2.6. Cognitive Measurements
Cognitive tests were completed in a quiet, isolated room using a computer placed at eye level (PsychoPy software, version 1.83.04 [21
]). The cognitive tasks included the choice reaction test (CRT), rapid visual information processing (RVIP), and Stroop tests.

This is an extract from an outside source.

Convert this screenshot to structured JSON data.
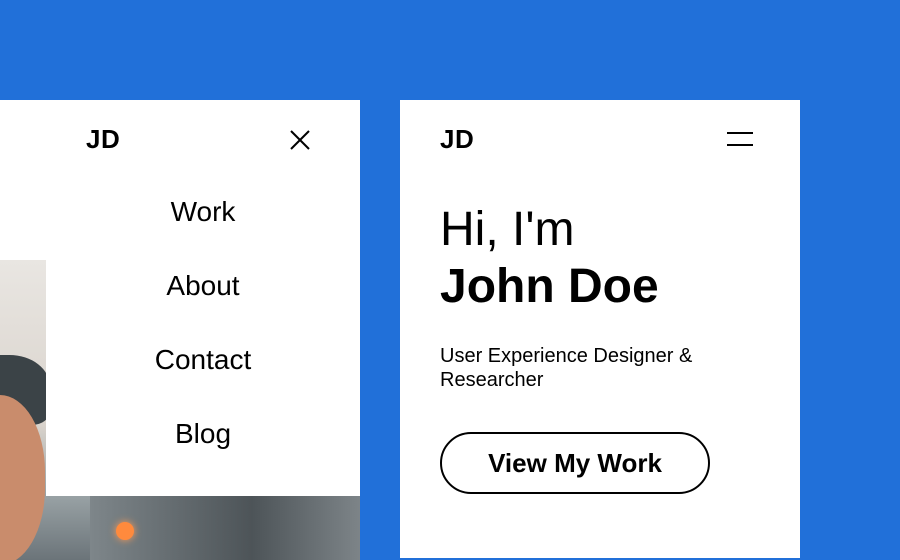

Each task was performed a total of four times per participant (two per trial; pre- and 2.5 h post-supplementation). These tests have been used to investigate the effects of nutritional supplementation on executive function, attention, and information processing speed [4
2.6.1. Choice Reaction Test (CRT)
The CRT task involves participants pressing the left-hand key when the word ‘LEFT’ appears and the right-hand key when the word ‘RIGHT’ appears.
2.6.2. Rapid Visual Information Processing (RVIP)
The RVIP test involves participants following a chain of single numbers from 1 to 9, which appear in a pseudo-random order at the rate of 100 per minute. The aim of the test is to correctly identify target sequences (2–4–6, 4–6–8, and 3–5–7) as quickly as possible.
2.6.3. Stroop Test
The Stroop test involves the display of different color names (‘RED’, ‘GREEN’, and ‘BLUE’) which appear on the screen, one at a time in different colored fonts (red, green or blue). The aim of this test is to press the key corresponding to the color of the font that the present word was displayed in.
2.7. Mood and Perceptual Measurements
The feeling scale (FS) was used to measure the degree of displeasure or pleasure based on an 11-point scale ranging from −5 (very bad) to +5 (very good) [23
]. The felt arousal scale (FAS) was used to measure the degree of arousal-activation based on a 6-point scale ranging from 1 (low arousal) to 6 (high arousal) [24
]. The profile of mood states (POMS) was used to evaluate mood based on ranking how one feels, on a 5-point Likert scale ranging from 0 (not at all) to 4 (extremely) for each word presented under the 7 mood states (fatigue, anger, vigor, tension, esteem, confusion, and depression) [25
]. The FS, FAS and POMS measures were all completed before and 2.5 h post-supplementation.
2.8. Statistical Analysis
Statistical analyses were completed using IBM SPSS (Version 22.0). All data except for physical characteristics and baseline measurements were analyzed using mixed-method repeated-measures analysis of variance (ANOVA) with treatment and time as within-subject factors, and age as the between-subject factor. Sphericity was tested using the Mauchly’s test to ensure the assumption of sphericity was not violated, and multivariate models were applied if these assumptions were not met. Where significant differences were found, post-hoc tests with Holm-Bonferroni correction were undertaken to assess multiple comparisons. Outliers were excluded based on the Tukey test. Relative effect sizes were calculated using partial eta squared and defined as small (η2p = 0.01), medium (η2p = 0.06), or large (η2p = 0.14). Independent Student’s t-tests were used to examine differences in physical characteristics (height, weight, age) between age groups. Data are presented as mean ± standard deviation. Statistical significance was set at p < 0.05.